Dandelions have deep roots in history throughout the ages. Ancient Egyptians, Greeks and Romans enjoyed the flowers, and they have been used in Chinese traditional medicine for over a thousand years. Many herbalists used them for liver cleansing, as a treatment for scurvy and to heal many ailments great and small in the olden days.

Dandelions probably arrived in North America on the Mayflower – on purpose – with those who knew what a valuable food source they are and their medicinal benefits. They helped keeps early settlers alive; they made the pioneers more healthy; they even helped make family food budgets stretch during the Great Depression and World War II.

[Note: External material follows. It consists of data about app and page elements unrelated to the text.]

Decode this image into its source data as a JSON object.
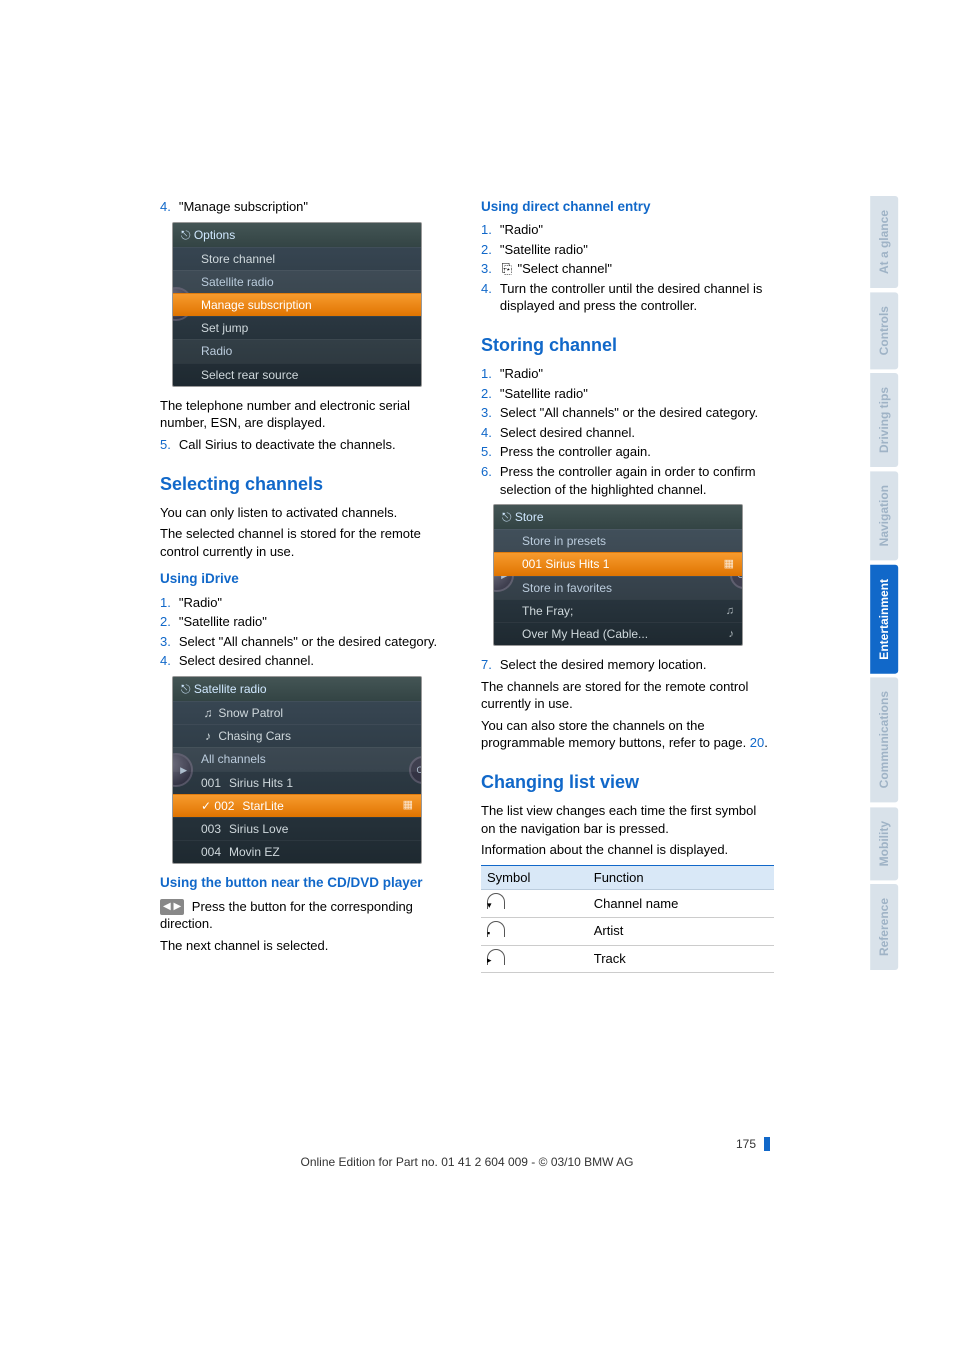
{
  "left": {
    "step4_num": "4.",
    "step4_text": "\"Manage subscription\"",
    "options_screen": {
      "title_icon": "⎋",
      "title": "Options",
      "rows": [
        {
          "label": "Store channel",
          "type": "plain"
        },
        {
          "label": "Satellite radio",
          "type": "section"
        },
        {
          "label": "Manage subscription",
          "type": "selected"
        },
        {
          "label": "Set jump",
          "type": "plain"
        },
        {
          "label": "Radio",
          "type": "section"
        },
        {
          "label": "Select rear source",
          "type": "plain"
        }
      ]
    },
    "para1a": "The telephone number and electronic serial number, ESN, are displayed.",
    "step5_num": "5.",
    "step5_text": "Call Sirius to deactivate the channels.",
    "h_selecting": "Selecting channels",
    "para2": "You can only listen to activated channels.",
    "para3": "The selected channel is stored for the remote control currently in use.",
    "h_idrive": "Using iDrive",
    "idrive_steps": [
      {
        "n": "1.",
        "t": "\"Radio\""
      },
      {
        "n": "2.",
        "t": "\"Satellite radio\""
      },
      {
        "n": "3.",
        "t": "Select \"All channels\" or the desired category."
      },
      {
        "n": "4.",
        "t": "Select desired channel."
      }
    ],
    "sat_screen": {
      "title_icon": "⎋",
      "title": "Satellite radio",
      "top_rows": [
        {
          "icon": "♫",
          "label": "Snow Patrol"
        },
        {
          "icon": "♪",
          "label": "Chasing Cars"
        }
      ],
      "section": "All channels",
      "rows": [
        {
          "num": "001",
          "label": "Sirius Hits 1",
          "selected": false,
          "tick": false
        },
        {
          "num": "002",
          "label": "StarLite",
          "selected": true,
          "tick": true,
          "right": "▦"
        },
        {
          "num": "003",
          "label": "Sirius Love",
          "selected": false,
          "tick": false
        },
        {
          "num": "004",
          "label": "Movin EZ",
          "selected": false,
          "tick": false
        }
      ]
    },
    "h_button": "Using the button near the CD/DVD player",
    "btn_chip": "◀  ▶",
    "btn_text": " Press the button for the corresponding direction.",
    "btn_para2": "The next channel is selected."
  },
  "right": {
    "h_direct": "Using direct channel entry",
    "direct_steps": [
      {
        "n": "1.",
        "t": "\"Radio\""
      },
      {
        "n": "2.",
        "t": "\"Satellite radio\""
      },
      {
        "n": "3.",
        "icon": "⎘",
        "t": " \"Select channel\""
      },
      {
        "n": "4.",
        "t": "Turn the controller until the desired channel is displayed and press the controller."
      }
    ],
    "h_storing": "Storing channel",
    "store_steps": [
      {
        "n": "1.",
        "t": "\"Radio\""
      },
      {
        "n": "2.",
        "t": "\"Satellite radio\""
      },
      {
        "n": "3.",
        "t": "Select \"All channels\" or the desired category."
      },
      {
        "n": "4.",
        "t": "Select desired channel."
      },
      {
        "n": "5.",
        "t": "Press the controller again."
      },
      {
        "n": "6.",
        "t": "Press the controller again in order to confirm selection of the highlighted channel."
      }
    ],
    "store_screen": {
      "title_icon": "⎋",
      "title": "Store",
      "rows": [
        {
          "label": "Store in presets",
          "type": "section"
        },
        {
          "label": "001   Sirius Hits 1",
          "type": "selected",
          "right": "▦"
        },
        {
          "label": "Store in favorites",
          "type": "section"
        },
        {
          "label": "The Fray;",
          "type": "plain",
          "right": "♫"
        },
        {
          "label": "Over My Head (Cable...",
          "type": "plain",
          "right": "♪"
        }
      ]
    },
    "step7_num": "7.",
    "step7_text": "Select the desired memory location.",
    "para_after1": "The channels are stored for the remote control currently in use.",
    "para_after2a": "You can also store the channels on the programmable memory buttons, refer to page.",
    "para_after2_link": " 20",
    "para_after2b": ".",
    "h_changing": "Changing list view",
    "changing_p1": "The list view changes each time the first symbol on the navigation bar is pressed.",
    "changing_p2": "Information about the channel is displayed.",
    "table_h1": "Symbol",
    "table_h2": "Function",
    "table_rows": [
      {
        "dot": "▾",
        "func": "Channel name"
      },
      {
        "dot": "▪",
        "func": "Artist"
      },
      {
        "dot": "▸",
        "func": "Track"
      }
    ]
  },
  "tabs": [
    "At a glance",
    "Controls",
    "Driving tips",
    "Navigation",
    "Entertainment",
    "Communications",
    "Mobility",
    "Reference"
  ],
  "active_tab_index": 4,
  "page_number": "175",
  "footer_line": "Online Edition for Part no. 01 41 2 604 009 - © 03/10 BMW AG"
}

Many years ago in Florida I was buying groceries and I saw a gentleman picking a bunch of dandelions leaves and placing into his grocery basket. I was so curious what he would do with them and so I asked. He gladly answered me and stated he sautéed and mixed them in a pasta with some garlic and olive oil. He said “dandelion leaves are delicious and very nutritious”. I thanked him for sharing his dandelion leaves recipe but thinking in mind, “Hmm…..really!”

Today, dandelions have returned to American culinary dishes. Gourmet restaurants serve up dandelion greens, charging a hefty sum. Health food stores and high-end grocers carry dandelion leaves. All parts of the plants are edible too!

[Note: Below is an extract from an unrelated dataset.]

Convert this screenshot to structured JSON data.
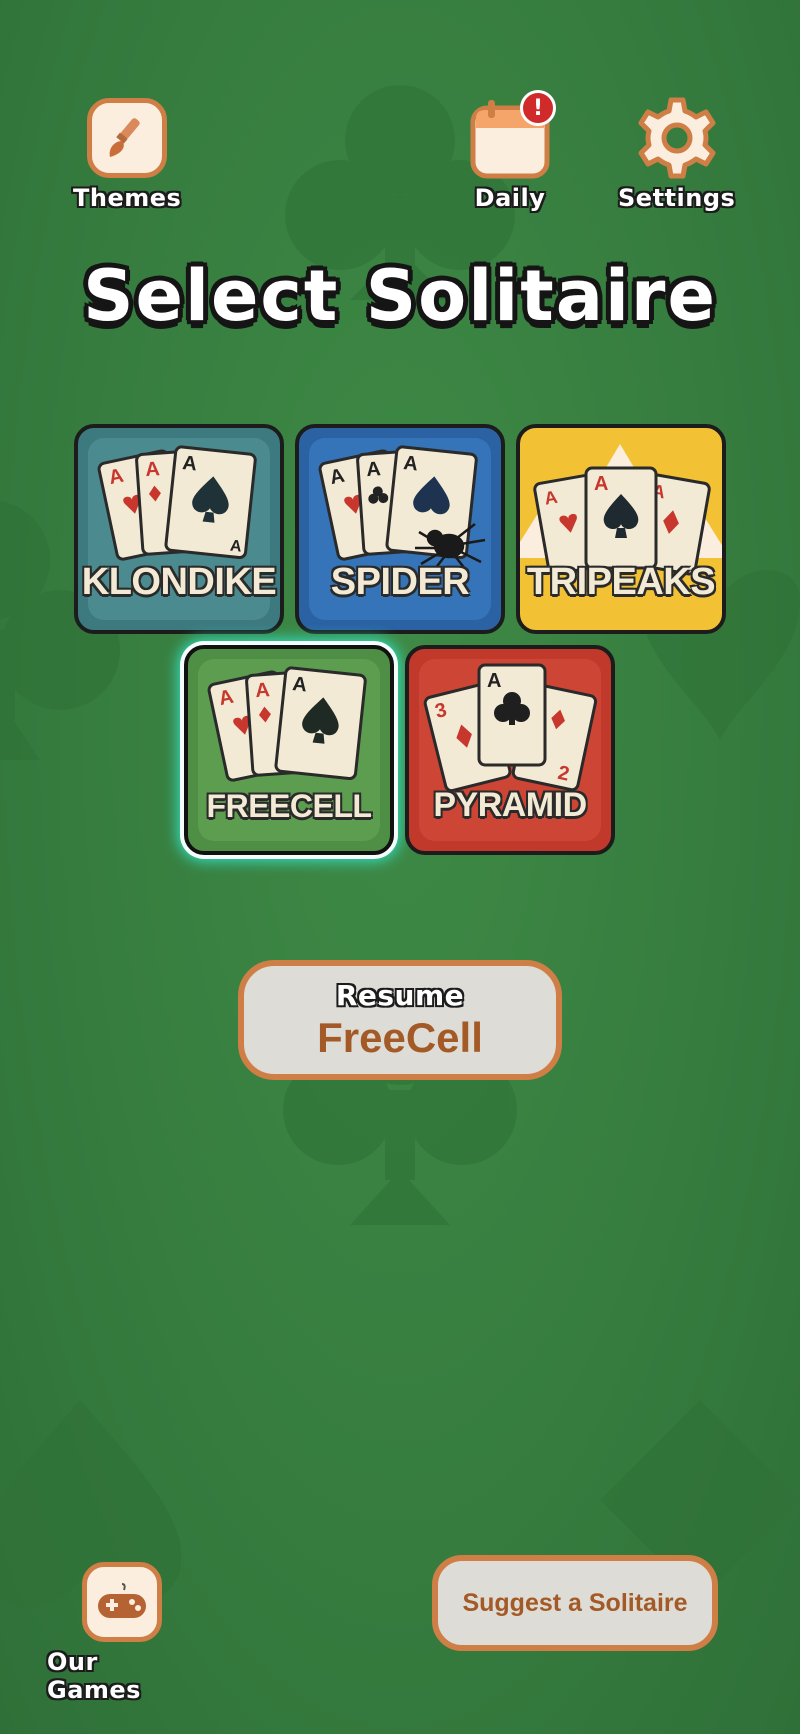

You will be pleasantly surprised by this super food at the mere cost of taking a few minutes to pick and wash them and discovering what you can do with them. Whether you make jam, salad, mashed potatoes, soup, noodles, tea to name a few… you can be adventurous and use dandelions!

To be continued next month…


Yin Schaff, Health Ministries Coordinator


1 “Dandelion greens, raw Nutrition Facts and Calories” SELFNutritionData. http://

An excerpt from the Ultimate Dandelion Cookbook by Kristina Seleshanko